▶ Work required: Search the records for the word "JSON". Copy every line where it appears.

▶ Provided records:

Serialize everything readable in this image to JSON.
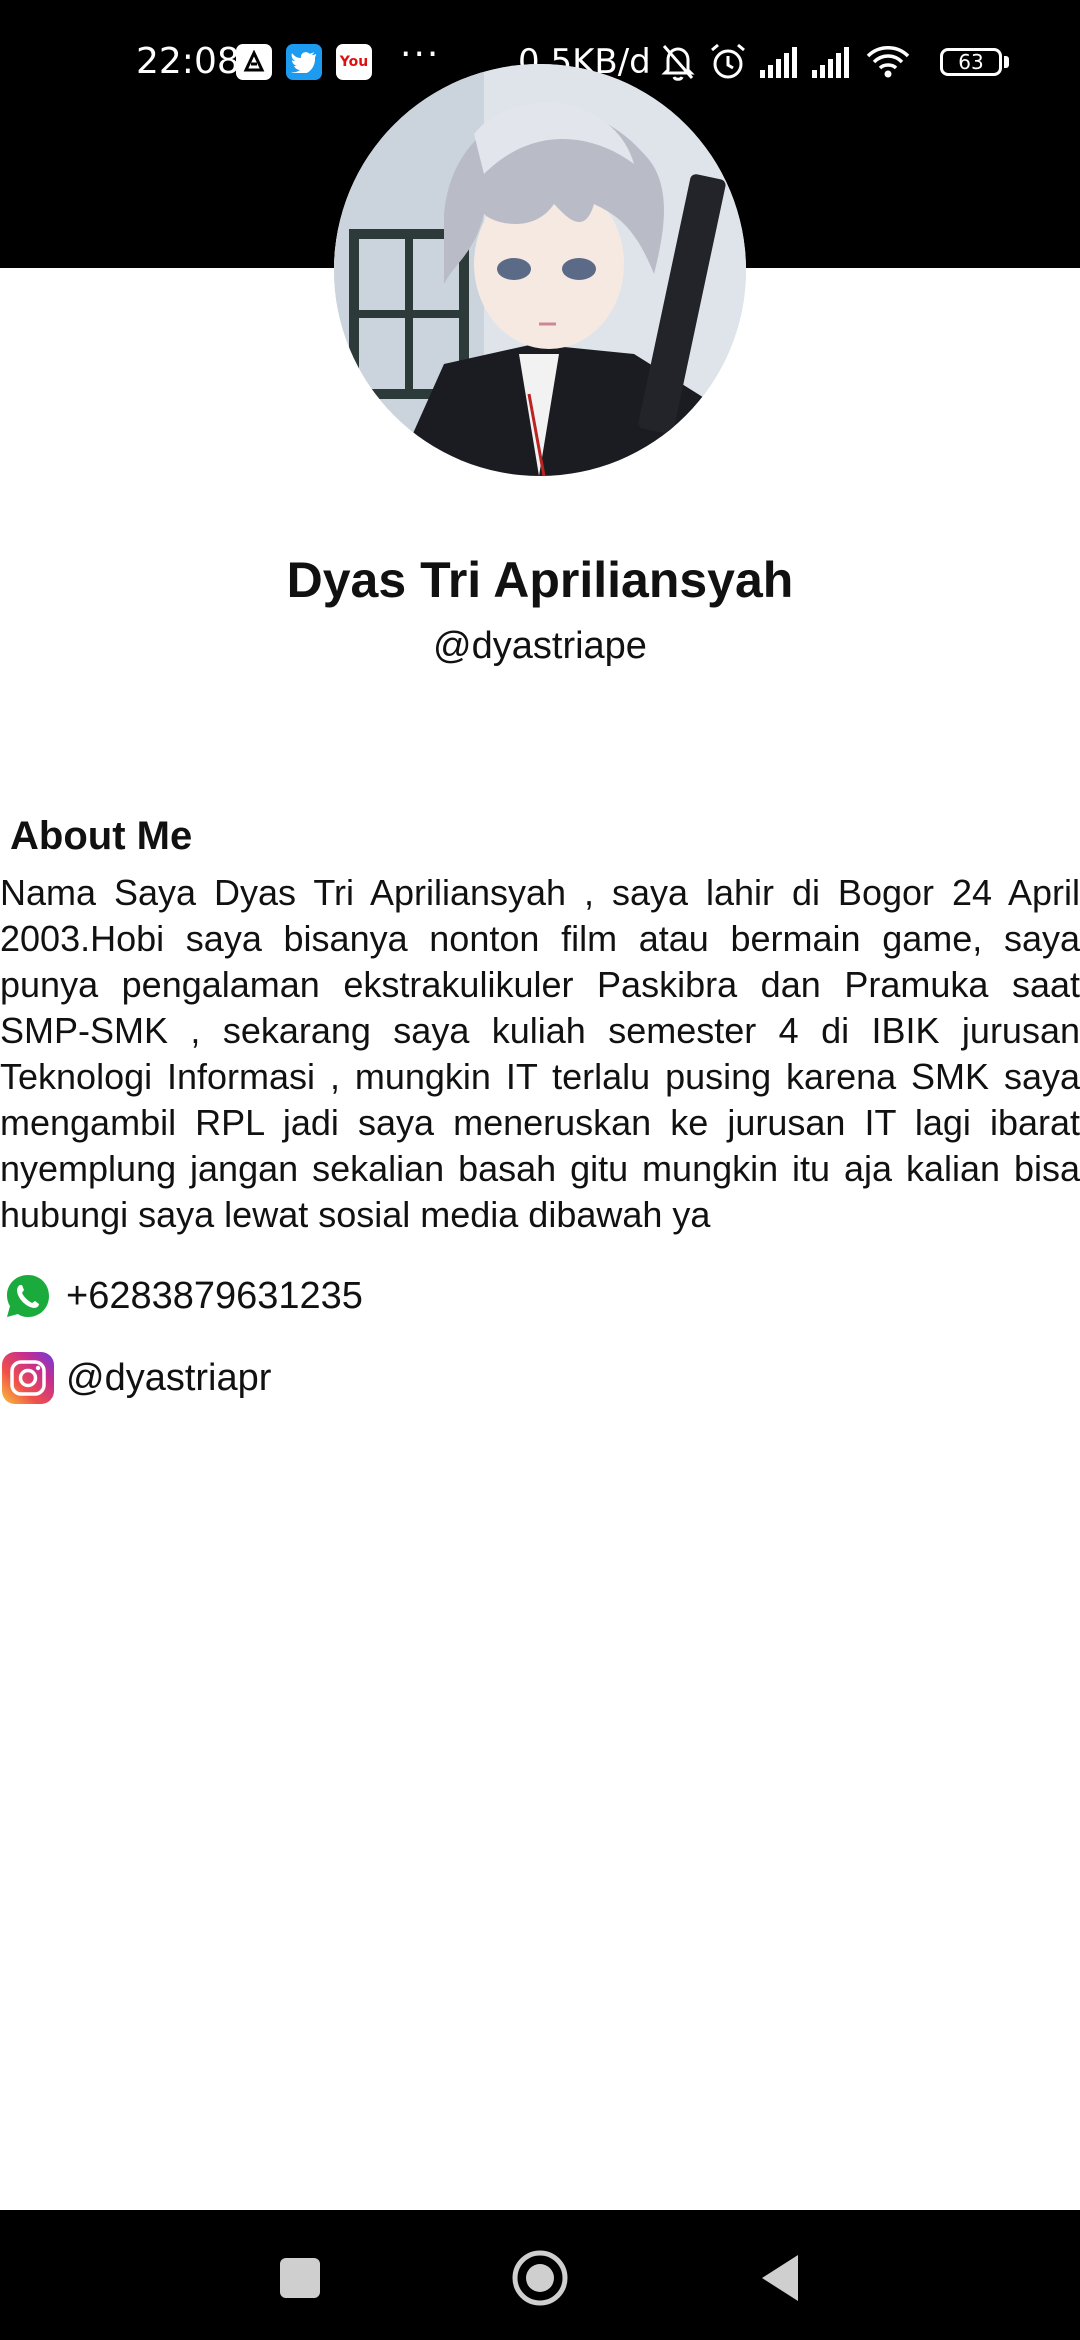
{
  "status_bar": {
    "time": "22:08",
    "notification_icons": [
      "app-notification-icon",
      "twitter-icon",
      "youtube-icon"
    ],
    "youtube_label": "You",
    "more_indicator": "···",
    "network_speed": "0,5KB/d",
    "system_icons": [
      "mute-bell-icon",
      "alarm-icon",
      "signal-icon",
      "signal-icon",
      "wifi-icon"
    ],
    "battery_level": "63"
  },
  "profile": {
    "name": "Dyas Tri Apriliansyah",
    "handle": "@dyastriape"
  },
  "about": {
    "heading": "About Me",
    "body": "Nama Saya Dyas Tri Apriliansyah , saya lahir di Bogor 24 April 2003.Hobi saya bisanya nonton film atau bermain game, saya punya pengalaman ekstrakulikuler Paskibra dan Pramuka saat SMP-SMK , sekarang saya kuliah semester 4 di IBIK jurusan Teknologi Informasi , mungkin IT terlalu pusing karena SMK saya mengambil RPL jadi saya meneruskan ke jurusan IT lagi ibarat nyemplung jangan sekalian basah gitu mungkin itu aja kalian bisa hubungi saya lewat sosial media dibawah ya"
  },
  "contacts": {
    "whatsapp": {
      "icon": "whatsapp-icon",
      "value": "+6283879631235",
      "color": "#1aab3c"
    },
    "instagram": {
      "icon": "instagram-icon",
      "value": "@dyastriapr"
    }
  },
  "nav_bar": {
    "buttons": [
      "recents-icon",
      "home-icon",
      "back-icon"
    ]
  },
  "colors": {
    "header_background": "#000000",
    "page_background": "#ffffff",
    "text": "#111111"
  }
}
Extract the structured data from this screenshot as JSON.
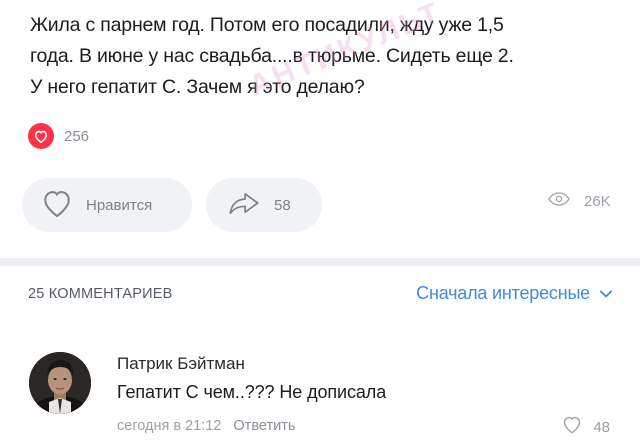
{
  "post": {
    "lines": [
      "Жила с парнем год. Потом его посадили, жду уже 1,5",
      "года. В июне у нас свадьба....в тюрьме. Сидеть еще 2.",
      "У него гепатит С. Зачем я это делаю?"
    ],
    "reaction_count": "256",
    "watermark": "АНТИКУЛЬТ"
  },
  "actions": {
    "like_label": "Нравится",
    "share_count": "58",
    "views_count": "26K"
  },
  "comments": {
    "count_label": "25 КОММЕНТАРИЕВ",
    "sort_label": "Сначала интересные",
    "items": [
      {
        "author": "Патрик Бэйтман",
        "text": "Гепатит С чем..??? Не дописала",
        "time": "сегодня в 21:12",
        "reply_label": "Ответить",
        "like_count": "48"
      }
    ]
  },
  "colors": {
    "accent": "#3f8ae0",
    "reaction_red": "#ff3347",
    "pill_bg": "#f0f2f5",
    "secondary_text": "#8a8f96"
  }
}
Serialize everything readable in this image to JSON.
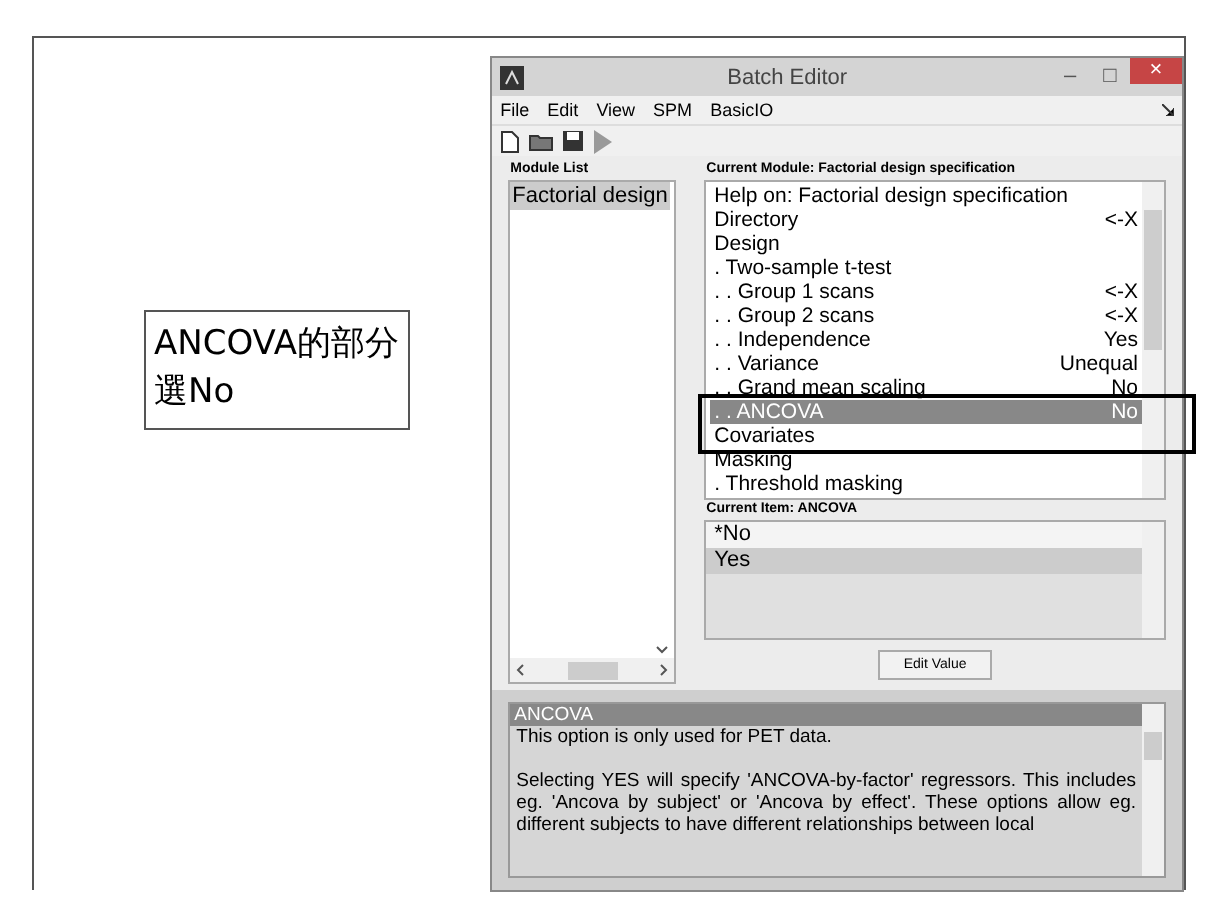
{
  "callout": {
    "line1": "ANCOVA的部分",
    "line2": "選No"
  },
  "window": {
    "title": "Batch Editor",
    "minimize": "–",
    "maximize": "□",
    "close": "×"
  },
  "menu": [
    {
      "label": "File"
    },
    {
      "label": "Edit"
    },
    {
      "label": "View"
    },
    {
      "label": "SPM"
    },
    {
      "label": "BasicIO"
    }
  ],
  "module_list": {
    "heading": "Module List",
    "items": [
      {
        "label": "Factorial design",
        "selected": true
      }
    ]
  },
  "current_module": {
    "heading": "Current Module: Factorial design specification",
    "items": [
      {
        "label": "Help on: Factorial design specification",
        "selected": false
      },
      {
        "label": "Directory",
        "value": "<-X",
        "selected": false
      },
      {
        "label": "Design",
        "selected": false
      },
      {
        "label": ". Two-sample t-test",
        "selected": false
      },
      {
        "label": ". . Group 1 scans",
        "value": "<-X",
        "selected": false
      },
      {
        "label": ". . Group 2 scans",
        "value": "<-X",
        "selected": false
      },
      {
        "label": ". . Independence",
        "value": "Yes",
        "selected": false
      },
      {
        "label": ". . Variance",
        "value": "Unequal",
        "selected": false
      },
      {
        "label": ". . Grand mean scaling",
        "value": "No",
        "selected": false
      },
      {
        "label": ". . ANCOVA",
        "value": "No",
        "selected": true
      },
      {
        "label": "Covariates",
        "selected": false
      },
      {
        "label": "Masking",
        "selected": false
      },
      {
        "label": ". Threshold masking",
        "selected": false
      }
    ]
  },
  "current_item": {
    "heading": "Current Item: ANCOVA",
    "options": [
      {
        "label": "*No",
        "selected": false
      },
      {
        "label": "Yes",
        "selected": true
      }
    ]
  },
  "edit_button": "Edit Value",
  "help": {
    "title": "ANCOVA",
    "paragraphs": [
      "This option is only used for PET data.",
      "Selecting YES will specify 'ANCOVA-by-factor' regressors. This includes eg. 'Ancova by subject' or 'Ancova by effect'. These options allow eg. different subjects to have different relationships between local"
    ]
  }
}
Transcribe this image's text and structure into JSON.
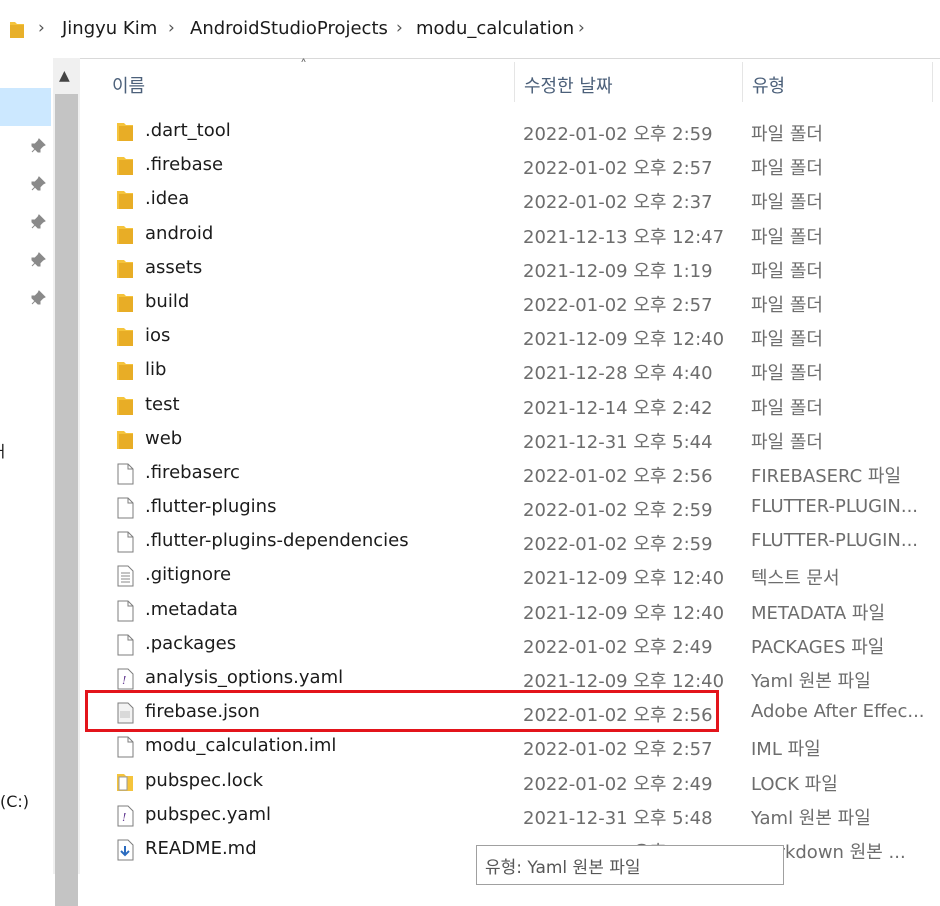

▶ Output below:
Serialize everything readable in this image to JSON.
Extract the structured data from this screenshot as JSON.
Serialize everything readable in this image to JSON.
Transcribe this image's text and structure into JSON.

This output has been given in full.